Required work
Find the string "brush" in the listing below and return each line it appears in.

Dataset
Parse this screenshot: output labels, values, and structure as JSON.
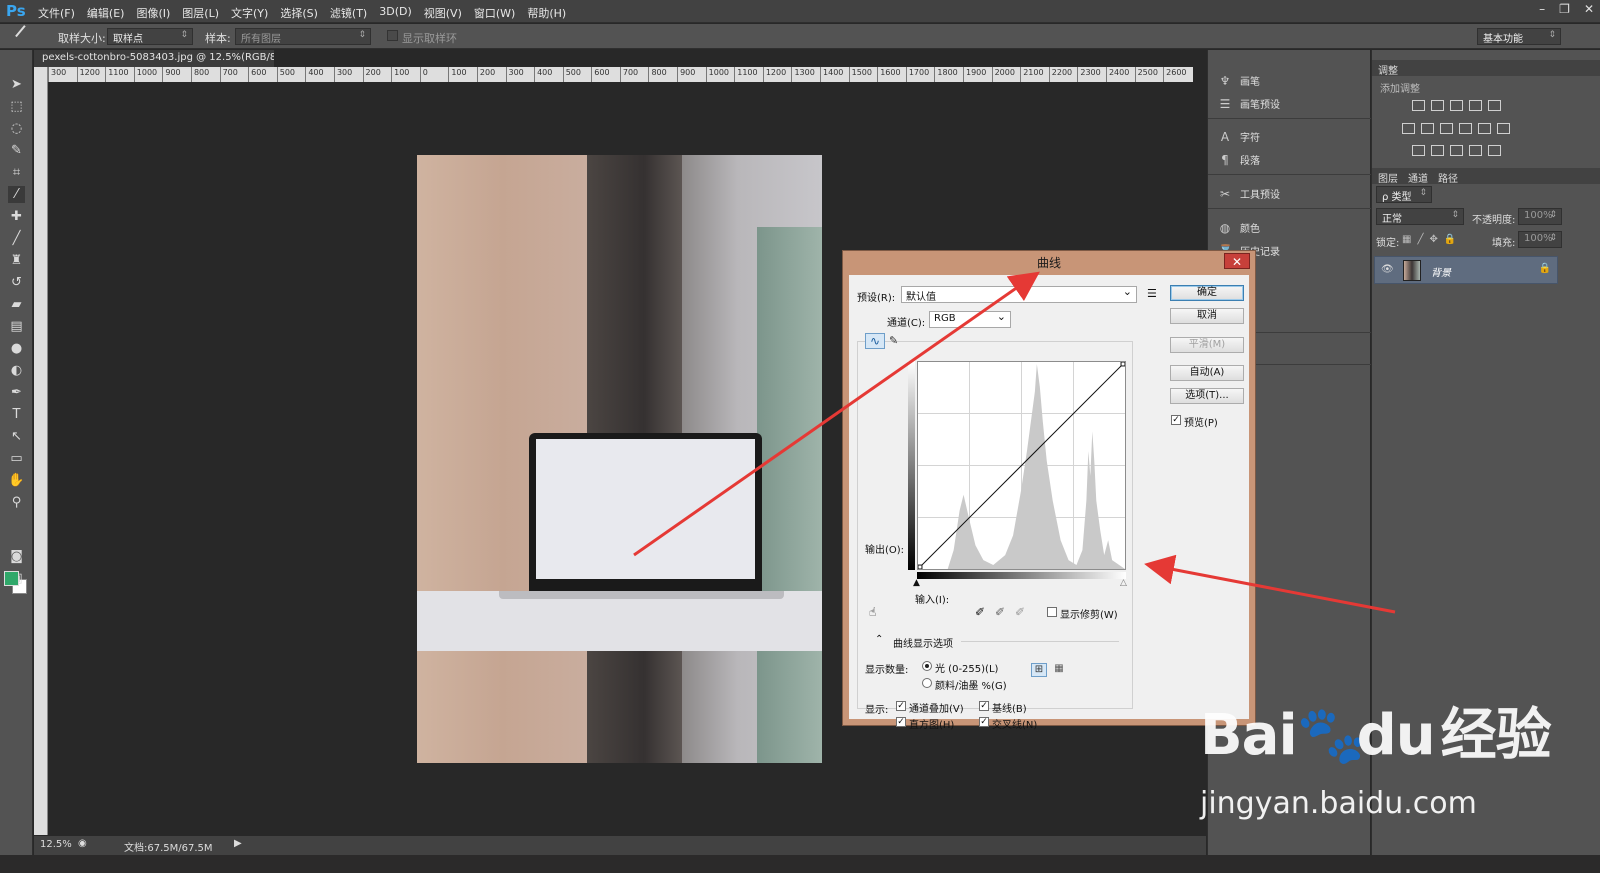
{
  "app": {
    "logo": "Ps"
  },
  "menu": [
    "文件(F)",
    "编辑(E)",
    "图像(I)",
    "图层(L)",
    "文字(Y)",
    "选择(S)",
    "滤镜(T)",
    "3D(D)",
    "视图(V)",
    "窗口(W)",
    "帮助(H)"
  ],
  "window_controls": [
    "–",
    "❐",
    "✕"
  ],
  "options": {
    "sample_size_label": "取样大小:",
    "sample_size_value": "取样点",
    "sample_label": "样本:",
    "sample_value": "所有图层",
    "show_ring_label": "显示取样环",
    "workspace": "基本功能"
  },
  "document": {
    "tab": "pexels-cottonbro-5083403.jpg @ 12.5%(RGB/8)",
    "tab_close": "×",
    "zoom": "12.5%",
    "doc_size": "文档:67.5M/67.5M"
  },
  "ruler_ticks": [
    "300",
    "1200",
    "1100",
    "1000",
    "900",
    "800",
    "700",
    "600",
    "500",
    "400",
    "300",
    "200",
    "100",
    "0",
    "100",
    "200",
    "300",
    "400",
    "500",
    "600",
    "700",
    "800",
    "900",
    "1000",
    "1100",
    "1200",
    "1300",
    "1400",
    "1500",
    "1600",
    "1700",
    "1800",
    "1900",
    "2000",
    "2100",
    "2200",
    "2300",
    "2400",
    "2500",
    "2600"
  ],
  "mid_panels": [
    {
      "label": "画笔",
      "icon": "brush-icon"
    },
    {
      "label": "画笔预设",
      "icon": "brush-preset-icon"
    },
    {
      "label": "字符",
      "icon": "character-icon"
    },
    {
      "label": "段落",
      "icon": "paragraph-icon"
    },
    {
      "label": "工具预设",
      "icon": "tool-preset-icon"
    },
    {
      "label": "颜色",
      "icon": "color-icon"
    },
    {
      "label": "历史记录",
      "icon": "history-icon"
    }
  ],
  "adjustments": {
    "tab": "调整",
    "add_label": "添加调整"
  },
  "layers": {
    "tabs": [
      "图层",
      "通道",
      "路径"
    ],
    "filter_kind": "ρ 类型",
    "blend_mode": "正常",
    "opacity_label": "不透明度:",
    "opacity_value": "100%",
    "lock_label": "锁定:",
    "fill_label": "填充:",
    "fill_value": "100%",
    "layer_name": "背景"
  },
  "curves_dialog": {
    "title": "曲线",
    "close": "✕",
    "preset_label": "预设(R):",
    "preset_value": "默认值",
    "channel_label": "通道(C):",
    "channel_value": "RGB",
    "output_label": "输出(O):",
    "input_label": "输入(I):",
    "show_clipping": "显示修剪(W)",
    "display_options": "曲线显示选项",
    "show_amount_label": "显示数量:",
    "light_option": "光 (0-255)(L)",
    "pigment_option": "颜料/油墨 %(G)",
    "show_label": "显示:",
    "channel_overlay": "通道叠加(V)",
    "baseline": "基线(B)",
    "histogram": "直方图(H)",
    "intersection": "交叉线(N)",
    "buttons": {
      "ok": "确定",
      "cancel": "取消",
      "smooth": "平滑(M)",
      "auto": "自动(A)",
      "options": "选项(T)..."
    },
    "preview": "预览(P)"
  },
  "watermark": {
    "brand_a": "Bai",
    "brand_b": "du",
    "brand_cn": "经验",
    "url": "jingyan.baidu.com"
  },
  "colors": {
    "foreground": "#30a86a",
    "background": "#ffffff",
    "annotation_arrow": "#e53935",
    "dialog_frame": "#c89577"
  }
}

Your response
      "icon": "brush-icon"
      "icon": "brush-preset-icon"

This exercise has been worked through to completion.